[[ DATA SHOWN, beginning ]]
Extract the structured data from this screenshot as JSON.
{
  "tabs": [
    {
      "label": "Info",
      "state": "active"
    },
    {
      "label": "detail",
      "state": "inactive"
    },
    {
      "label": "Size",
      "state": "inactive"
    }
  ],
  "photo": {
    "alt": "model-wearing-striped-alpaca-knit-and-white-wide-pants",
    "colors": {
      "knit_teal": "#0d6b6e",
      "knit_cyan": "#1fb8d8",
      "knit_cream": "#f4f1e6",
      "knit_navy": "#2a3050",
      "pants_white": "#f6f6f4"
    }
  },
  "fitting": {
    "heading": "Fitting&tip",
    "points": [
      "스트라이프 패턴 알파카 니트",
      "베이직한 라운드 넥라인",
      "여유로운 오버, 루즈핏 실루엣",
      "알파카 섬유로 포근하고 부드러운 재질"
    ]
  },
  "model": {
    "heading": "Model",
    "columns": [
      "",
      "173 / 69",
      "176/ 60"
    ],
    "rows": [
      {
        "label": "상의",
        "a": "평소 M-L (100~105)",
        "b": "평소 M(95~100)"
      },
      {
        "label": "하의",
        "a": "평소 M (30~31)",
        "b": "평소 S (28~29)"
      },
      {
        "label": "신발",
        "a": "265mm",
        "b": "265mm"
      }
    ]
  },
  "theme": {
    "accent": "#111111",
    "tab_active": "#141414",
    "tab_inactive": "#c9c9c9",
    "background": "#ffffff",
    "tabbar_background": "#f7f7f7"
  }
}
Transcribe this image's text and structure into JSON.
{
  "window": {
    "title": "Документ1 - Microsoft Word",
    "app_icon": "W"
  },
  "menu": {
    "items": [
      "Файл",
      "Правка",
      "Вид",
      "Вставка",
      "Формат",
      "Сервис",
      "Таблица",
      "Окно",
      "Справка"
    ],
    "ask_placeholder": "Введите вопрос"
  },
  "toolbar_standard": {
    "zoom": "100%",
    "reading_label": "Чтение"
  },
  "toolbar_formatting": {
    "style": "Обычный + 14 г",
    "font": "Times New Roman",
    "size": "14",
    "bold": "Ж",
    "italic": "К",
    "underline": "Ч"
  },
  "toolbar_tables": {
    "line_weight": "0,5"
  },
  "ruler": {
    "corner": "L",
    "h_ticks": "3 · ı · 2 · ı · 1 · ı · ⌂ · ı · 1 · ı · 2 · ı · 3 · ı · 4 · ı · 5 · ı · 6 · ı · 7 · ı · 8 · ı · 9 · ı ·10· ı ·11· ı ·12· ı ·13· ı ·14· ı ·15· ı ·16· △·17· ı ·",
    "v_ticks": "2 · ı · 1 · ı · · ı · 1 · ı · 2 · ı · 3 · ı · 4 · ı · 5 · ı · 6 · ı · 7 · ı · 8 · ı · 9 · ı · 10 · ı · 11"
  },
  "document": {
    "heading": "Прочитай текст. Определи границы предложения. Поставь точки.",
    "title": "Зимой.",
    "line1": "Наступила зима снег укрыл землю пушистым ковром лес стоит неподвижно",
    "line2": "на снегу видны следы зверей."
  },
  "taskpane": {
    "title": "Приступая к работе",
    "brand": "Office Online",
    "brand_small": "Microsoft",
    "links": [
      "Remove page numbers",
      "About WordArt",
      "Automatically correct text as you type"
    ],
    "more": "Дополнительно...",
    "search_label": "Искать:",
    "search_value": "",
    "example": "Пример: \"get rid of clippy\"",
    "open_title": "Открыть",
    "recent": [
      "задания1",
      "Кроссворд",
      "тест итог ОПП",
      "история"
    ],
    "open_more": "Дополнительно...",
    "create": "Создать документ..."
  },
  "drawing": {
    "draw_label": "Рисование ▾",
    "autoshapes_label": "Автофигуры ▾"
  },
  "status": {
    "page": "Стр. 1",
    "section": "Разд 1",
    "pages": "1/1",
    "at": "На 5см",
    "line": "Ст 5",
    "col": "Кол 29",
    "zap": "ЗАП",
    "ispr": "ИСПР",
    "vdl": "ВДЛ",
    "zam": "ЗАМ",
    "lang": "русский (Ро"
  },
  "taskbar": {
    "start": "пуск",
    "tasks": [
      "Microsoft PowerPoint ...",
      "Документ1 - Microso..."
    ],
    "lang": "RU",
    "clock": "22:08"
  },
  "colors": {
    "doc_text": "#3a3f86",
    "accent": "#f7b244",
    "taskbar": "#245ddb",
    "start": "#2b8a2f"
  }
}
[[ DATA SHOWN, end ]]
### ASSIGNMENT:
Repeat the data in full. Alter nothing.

### SOLUTION TO THIS EXERCISE:
Extract the structured data from this screenshot as JSON.
{
  "tabs": [
    {
      "label": "Info",
      "state": "active"
    },
    {
      "label": "detail",
      "state": "inactive"
    },
    {
      "label": "Size",
      "state": "inactive"
    }
  ],
  "photo": {
    "alt": "model-wearing-striped-alpaca-knit-and-white-wide-pants",
    "colors": {
      "knit_teal": "#0d6b6e",
      "knit_cyan": "#1fb8d8",
      "knit_cream": "#f4f1e6",
      "knit_navy": "#2a3050",
      "pants_white": "#f6f6f4"
    }
  },
  "fitting": {
    "heading": "Fitting&tip",
    "points": [
      "스트라이프 패턴 알파카 니트",
      "베이직한 라운드 넥라인",
      "여유로운 오버, 루즈핏 실루엣",
      "알파카 섬유로 포근하고 부드러운 재질"
    ]
  },
  "model": {
    "heading": "Model",
    "columns": [
      "",
      "173 / 69",
      "176/ 60"
    ],
    "rows": [
      {
        "label": "상의",
        "a": "평소 M-L (100~105)",
        "b": "평소 M(95~100)"
      },
      {
        "label": "하의",
        "a": "평소 M (30~31)",
        "b": "평소 S (28~29)"
      },
      {
        "label": "신발",
        "a": "265mm",
        "b": "265mm"
      }
    ]
  },
  "theme": {
    "accent": "#111111",
    "tab_active": "#141414",
    "tab_inactive": "#c9c9c9",
    "background": "#ffffff",
    "tabbar_background": "#f7f7f7"
  }
}
Transcribe this image's text and structure into JSON.
{
  "window": {
    "title": "Документ1 - Microsoft Word",
    "app_icon": "W"
  },
  "menu": {
    "items": [
      "Файл",
      "Правка",
      "Вид",
      "Вставка",
      "Формат",
      "Сервис",
      "Таблица",
      "Окно",
      "Справка"
    ],
    "ask_placeholder": "Введите вопрос"
  },
  "toolbar_standard": {
    "zoom": "100%",
    "reading_label": "Чтение"
  },
  "toolbar_formatting": {
    "style": "Обычный + 14 г",
    "font": "Times New Roman",
    "size": "14",
    "bold": "Ж",
    "italic": "К",
    "underline": "Ч"
  },
  "toolbar_tables": {
    "line_weight": "0,5"
  },
  "ruler": {
    "corner": "L",
    "h_ticks": "3 · ı · 2 · ı · 1 · ı · ⌂ · ı · 1 · ı · 2 · ı · 3 · ı · 4 · ı · 5 · ı · 6 · ı · 7 · ı · 8 · ı · 9 · ı ·10· ı ·11· ı ·12· ı ·13· ı ·14· ı ·15· ı ·16· △·17· ı ·",
    "v_ticks": "2 · ı · 1 · ı · · ı · 1 · ı · 2 · ı · 3 · ı · 4 · ı · 5 · ı · 6 · ı · 7 · ı · 8 · ı · 9 · ı · 10 · ı · 11"
  },
  "document": {
    "heading": "Прочитай текст. Определи границы предложения. Поставь точки.",
    "title": "Зимой.",
    "line1": "Наступила зима снег укрыл землю пушистым ковром лес стоит неподвижно",
    "line2": "на снегу видны следы зверей."
  },
  "taskpane": {
    "title": "Приступая к работе",
    "brand": "Office Online",
    "brand_small": "Microsoft",
    "links": [
      "Remove page numbers",
      "About WordArt",
      "Automatically correct text as you type"
    ],
    "more": "Дополнительно...",
    "search_label": "Искать:",
    "search_value": "",
    "example": "Пример: \"get rid of clippy\"",
    "open_title": "Открыть",
    "recent": [
      "задания1",
      "Кроссворд",
      "тест итог ОПП",
      "история"
    ],
    "open_more": "Дополнительно...",
    "create": "Создать документ..."
  },
  "drawing": {
    "draw_label": "Рисование ▾",
    "autoshapes_label": "Автофигуры ▾"
  },
  "status": {
    "page": "Стр. 1",
    "section": "Разд 1",
    "pages": "1/1",
    "at": "На 5см",
    "line": "Ст 5",
    "col": "Кол 29",
    "zap": "ЗАП",
    "ispr": "ИСПР",
    "vdl": "ВДЛ",
    "zam": "ЗАМ",
    "lang": "русский (Ро"
  },
  "taskbar": {
    "start": "пуск",
    "tasks": [
      "Microsoft PowerPoint ...",
      "Документ1 - Microso..."
    ],
    "lang": "RU",
    "clock": "22:08"
  },
  "colors": {
    "doc_text": "#3a3f86",
    "accent": "#f7b244",
    "taskbar": "#245ddb",
    "start": "#2b8a2f"
  }
}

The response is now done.